And if they aren’t ready or willing to write blog posts for you, encourage them to come up with ideas. All of your employees see and hear things that would make for good content on either a blog or Facebook. Encourage them to share those ideas with you, some of which might be the result of their interactions with customers. They can also tell you about interesting events or articles which might be good content fodder to share on Facebook.
5) Read your blog – If your business is blogging, chances are that the only employees who read the blog are the ones involved with creating the content. Encourage all of your employees to read the content you produce. It will help them stay on top of what you are doing, and give them great conversation starters with your customers. Some of those customers might even be there as a result of your blog or social content, so your employees need to be prepared to talk about it.

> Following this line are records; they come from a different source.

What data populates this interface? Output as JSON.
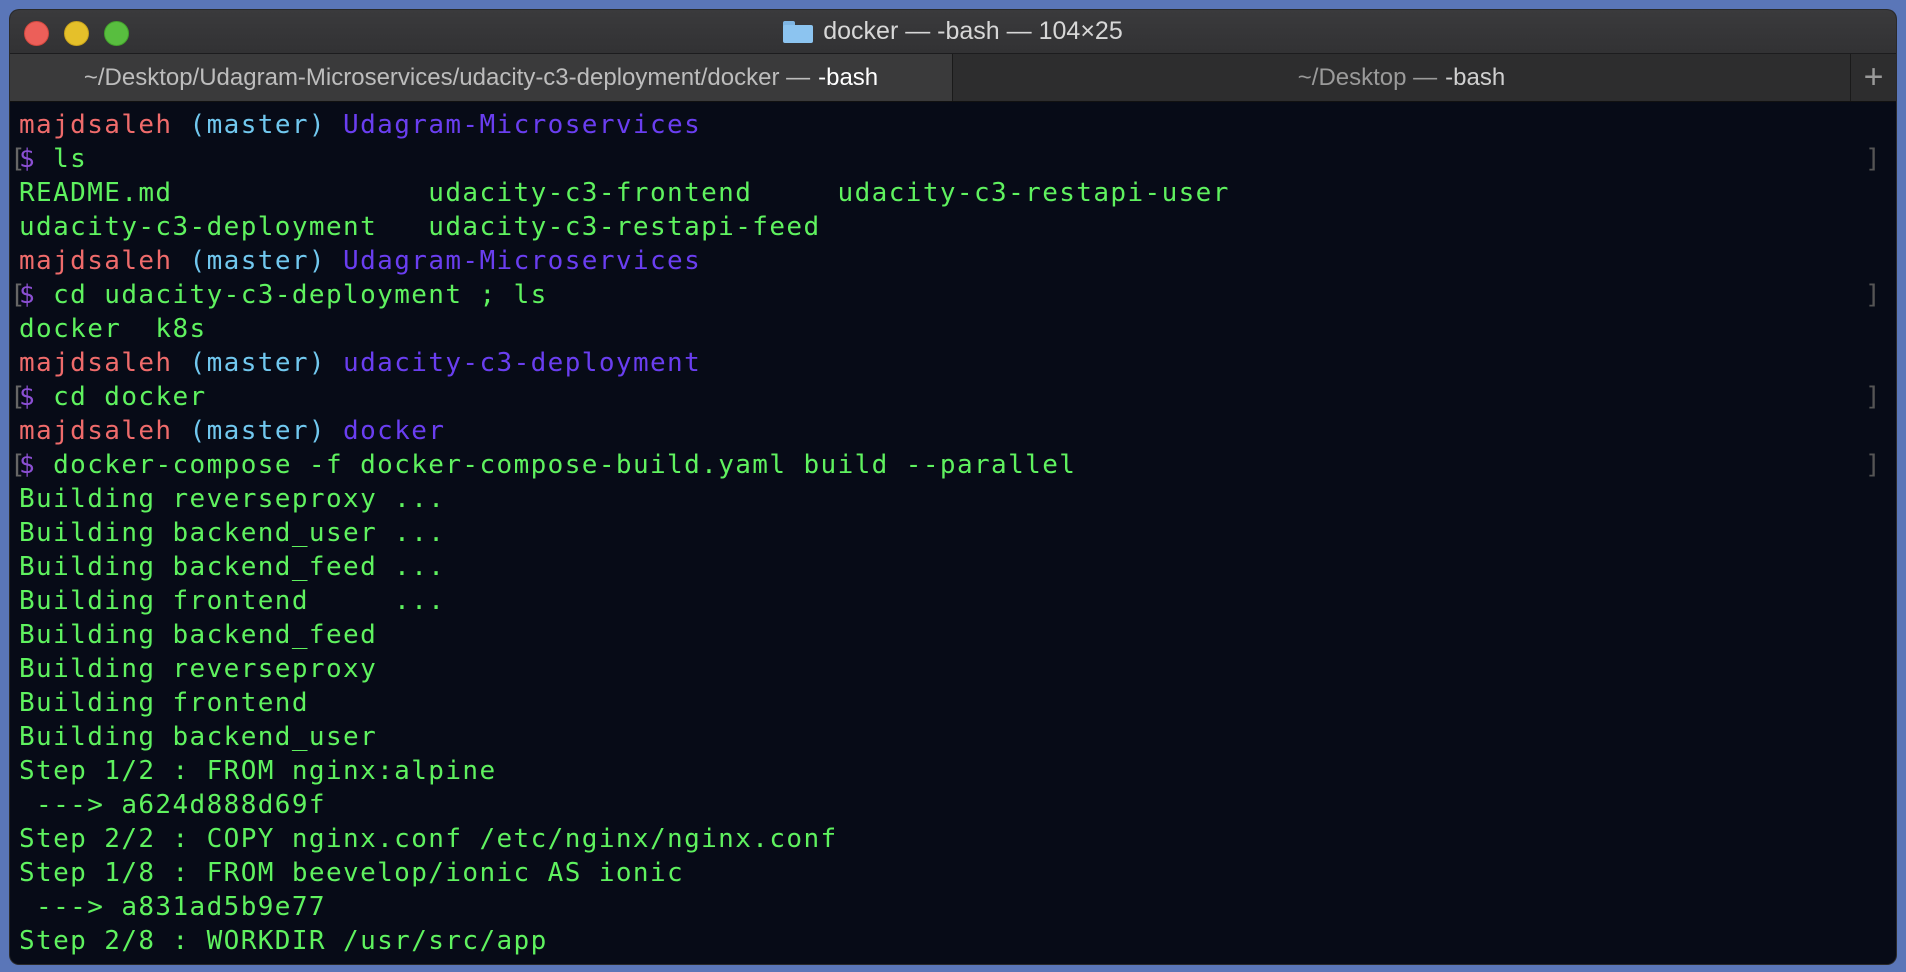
{
  "window": {
    "title": "docker — -bash — 104×25",
    "tabs": [
      {
        "path": "~/Desktop/Udagram-Microservices/udacity-c3-deployment/docker —",
        "process": "-bash",
        "active": true
      },
      {
        "path": "~/Desktop —",
        "process": "-bash",
        "active": false
      }
    ],
    "new_tab_label": "+"
  },
  "colors": {
    "user": "#ef6b6b",
    "branch": "#71c8ef",
    "directory": "#6a3ef0",
    "prompt_symbol": "#8b4fd3",
    "output": "#5ff25f",
    "background": "#070b17"
  },
  "terminal": {
    "prompts": [
      {
        "user": "majdsaleh",
        "branch": "(master)",
        "dir": "Udagram-Microservices",
        "cmd": "ls"
      },
      {
        "user": "majdsaleh",
        "branch": "(master)",
        "dir": "Udagram-Microservices",
        "cmd": "cd udacity-c3-deployment ; ls"
      },
      {
        "user": "majdsaleh",
        "branch": "(master)",
        "dir": "udacity-c3-deployment",
        "cmd": "cd docker"
      },
      {
        "user": "majdsaleh",
        "branch": "(master)",
        "dir": "docker",
        "cmd": "docker-compose -f docker-compose-build.yaml build --parallel"
      }
    ],
    "dollar": "$",
    "outputs": {
      "ls1_line1": "README.md               udacity-c3-frontend     udacity-c3-restapi-user",
      "ls1_line2": "udacity-c3-deployment   udacity-c3-restapi-feed",
      "ls2_line1": "docker  k8s",
      "build": [
        "Building reverseproxy ...",
        "Building backend_user ...",
        "Building backend_feed ...",
        "Building frontend     ...",
        "Building backend_feed",
        "Building reverseproxy",
        "Building frontend",
        "Building backend_user",
        "Step 1/2 : FROM nginx:alpine",
        " ---> a624d888d69f",
        "Step 2/2 : COPY nginx.conf /etc/nginx/nginx.conf",
        "Step 1/8 : FROM beevelop/ionic AS ionic",
        " ---> a831ad5b9e77",
        "Step 2/8 : WORKDIR /usr/src/app"
      ]
    }
  }
}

6) Talk it up – One big mistake that businesses often make is that they create social spaces, and then never tell anyone about them. There is no “if you build it, they will come” in social media. Whether you’re blogging, or using Facebook, YouTube, Twitter, or any other platform, do everything you can to let your customers know. A big part of this is equipping your employees to talk about it. They should be telling your customers about your blog or Facebook page. There’s no shame in having them encourage your customers to write a review on Yelp or Facebook. They can remind your customers to check-in on Foursquare or Facebook. Sometimes all you have to do is ask.
7) Connect with one another – As I mentioned earlier, I can understand why some employees and bosses might not want to connect “socially”. To a degree. But there are ways of connecting without actually becoming “friends”. I’m a big proponent of using Facebook’s group platform to create a private network for your employees. It’s rare that all employees are in one location at the same time, and when they are, they are working. An informal group page for your business gives you a chance to connect with your employees at any time. You can use this as a great way to create a culture of collaboration and allow your employees to offer their suggestions.
One final note: No matter how you go about this, or how many of these you choose to implement, you should make sure that you have a solid social media policy in place for your business. This not only protects you and your employees, but offers sound guidelines while encouraging their participation.
What are some other ways you can encourage your employees to get involved?
- Why Recognizing Your Employees on Social Media Is Great for Business (mashable.com)
- 3 Ways to Improve Internal Content Sharing (hubspot.com)
- Inside Out: Employees as Our Best Brand Advocates (prsa.org)
- Lost in Translation: Social Media and Outsourcing (inklingmedia.net)
- Six Reasons Social Media Doesn’t Work (spinsucks.com)